Some of the products of this Corelli-mania were displayed in this concert. They have a fascinating emotional tone, chaste and wild at the same time, which these performers caught perfectly. Geminiani’s take on Corelli’s famous La Follia sonata (which also fascinated Liszt and Rachmaninov) had a tremendous explosive energy, but also strange spectral moments where the tempo ground mysteriously to a halt. Here, as elsewhere the orchestra’s leader, Nadja Zwiener, really shone, switching in an instant from plaintiveness to fury.
Still, it has to be said that the star of this show was the snappily dressed, willowy figure of recorder player Maurice Steger.
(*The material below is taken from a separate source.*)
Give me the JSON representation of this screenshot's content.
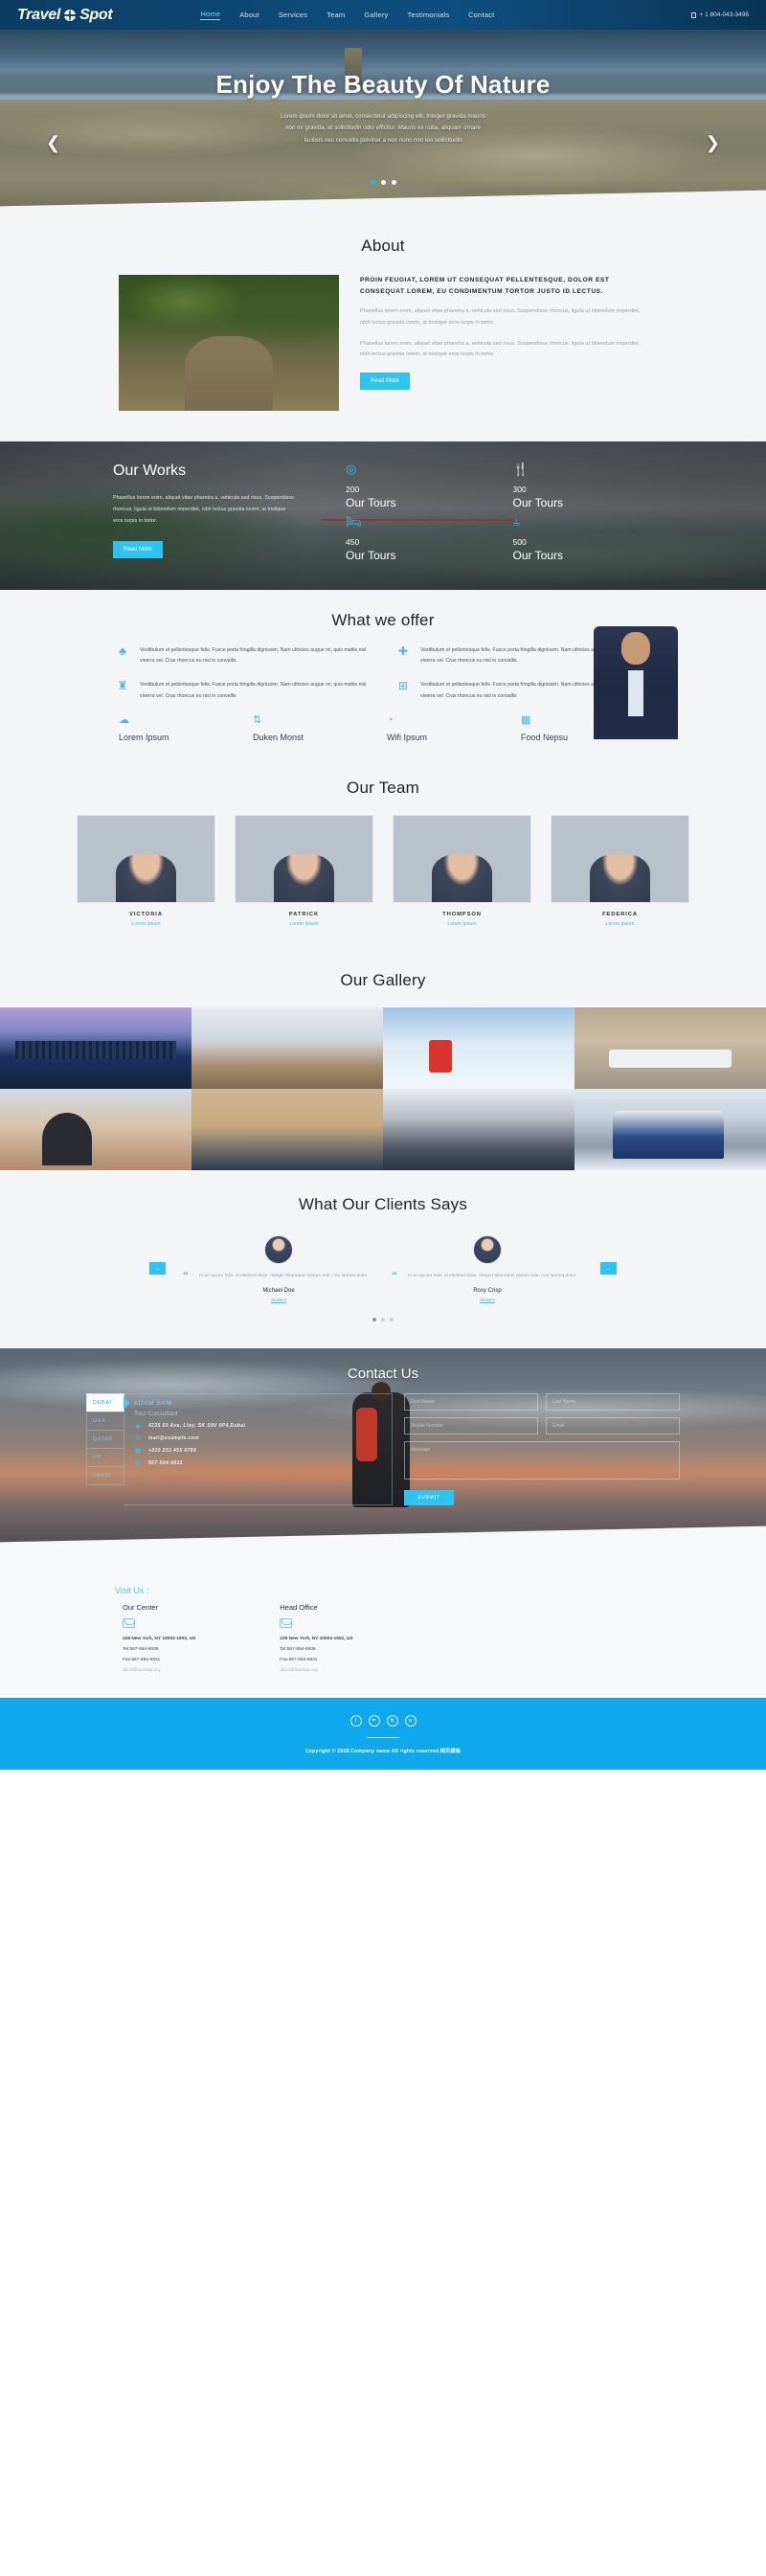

Anyone who thinks the recorder is fit only for school assemblies would have been forced to think again by Steger’s amazing virtuosity, which somehow soared over the instruments limitations. The rapid passagework in Corelli’s F major Concerto emerges as a barely audible bird-like twittering, but Steger made it so crystal ornaments-clear that it pushed through the orchestral sound without difficulty.
This offered the “wow” factor, but more striking was the way Steger draped expressive ornaments over the melodies of the slow movements, creating a luxuriant melancholy at each dying fall by leaning on the dissonant notes. Even grandeur isn’t beyond his reach, as was shown by a riveting performance of the Sarabande from Corelli’s 7th sonata. The unknown arranger added to the sense of unfolding majesty by bringing in more instruments (though I imagine director Laurence Cummings had a hand in this too), while over the top Steger floated a lovely line, fragile and droopingly expressive and dignified all at once.